From the data, copy out every line in which the word "emoji" appears.

((

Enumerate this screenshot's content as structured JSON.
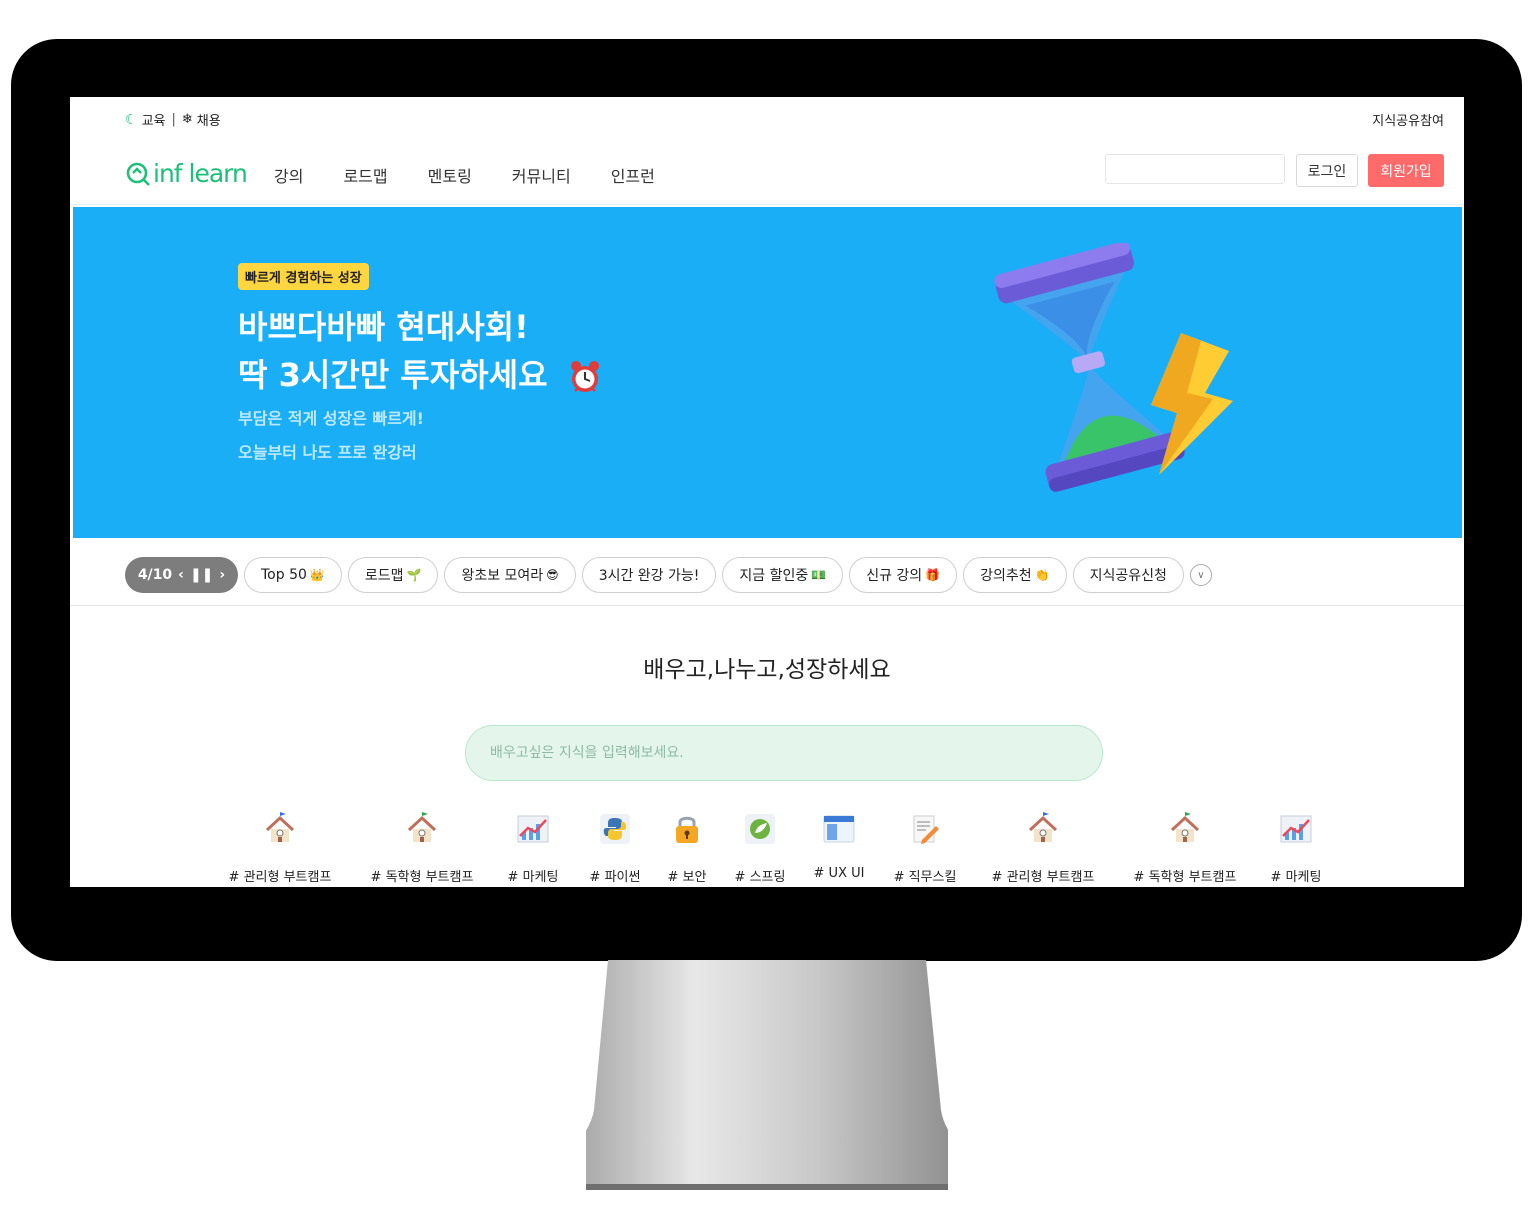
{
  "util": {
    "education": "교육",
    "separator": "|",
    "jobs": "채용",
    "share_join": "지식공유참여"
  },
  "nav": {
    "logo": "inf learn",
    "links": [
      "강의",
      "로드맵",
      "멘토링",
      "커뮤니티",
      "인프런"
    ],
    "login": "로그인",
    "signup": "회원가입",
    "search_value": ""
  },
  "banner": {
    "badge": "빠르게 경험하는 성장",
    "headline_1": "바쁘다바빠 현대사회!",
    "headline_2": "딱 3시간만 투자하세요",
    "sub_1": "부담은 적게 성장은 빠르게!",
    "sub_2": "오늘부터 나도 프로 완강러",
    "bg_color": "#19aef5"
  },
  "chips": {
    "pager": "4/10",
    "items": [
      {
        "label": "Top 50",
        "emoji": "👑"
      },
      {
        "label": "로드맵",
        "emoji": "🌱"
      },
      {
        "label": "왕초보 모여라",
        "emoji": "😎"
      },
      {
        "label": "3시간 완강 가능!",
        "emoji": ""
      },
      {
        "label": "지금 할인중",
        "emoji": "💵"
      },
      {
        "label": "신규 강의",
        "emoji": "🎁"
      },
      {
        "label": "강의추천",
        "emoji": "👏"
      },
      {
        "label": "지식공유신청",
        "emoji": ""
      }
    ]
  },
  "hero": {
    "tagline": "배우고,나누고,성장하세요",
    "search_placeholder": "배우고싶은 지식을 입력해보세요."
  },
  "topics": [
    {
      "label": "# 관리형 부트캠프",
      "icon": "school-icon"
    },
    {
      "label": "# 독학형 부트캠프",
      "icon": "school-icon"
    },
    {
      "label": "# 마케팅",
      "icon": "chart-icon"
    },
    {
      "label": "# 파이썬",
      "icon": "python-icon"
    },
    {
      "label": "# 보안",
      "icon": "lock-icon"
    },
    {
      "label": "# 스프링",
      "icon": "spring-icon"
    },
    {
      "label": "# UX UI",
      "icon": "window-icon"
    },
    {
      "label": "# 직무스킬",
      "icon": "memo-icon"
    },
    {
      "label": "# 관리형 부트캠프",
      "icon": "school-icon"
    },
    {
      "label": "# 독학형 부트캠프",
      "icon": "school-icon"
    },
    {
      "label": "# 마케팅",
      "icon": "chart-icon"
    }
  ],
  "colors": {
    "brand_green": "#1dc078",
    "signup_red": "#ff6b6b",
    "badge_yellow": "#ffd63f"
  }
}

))

* _Solution for this problem_:
        "emoji": "👑"
        "emoji": "🌱"
        "emoji": "😎"
        "emoji": ""
        "emoji": "💵"
        "emoji": "🎁"
        "emoji": "👏"
        "emoji": ""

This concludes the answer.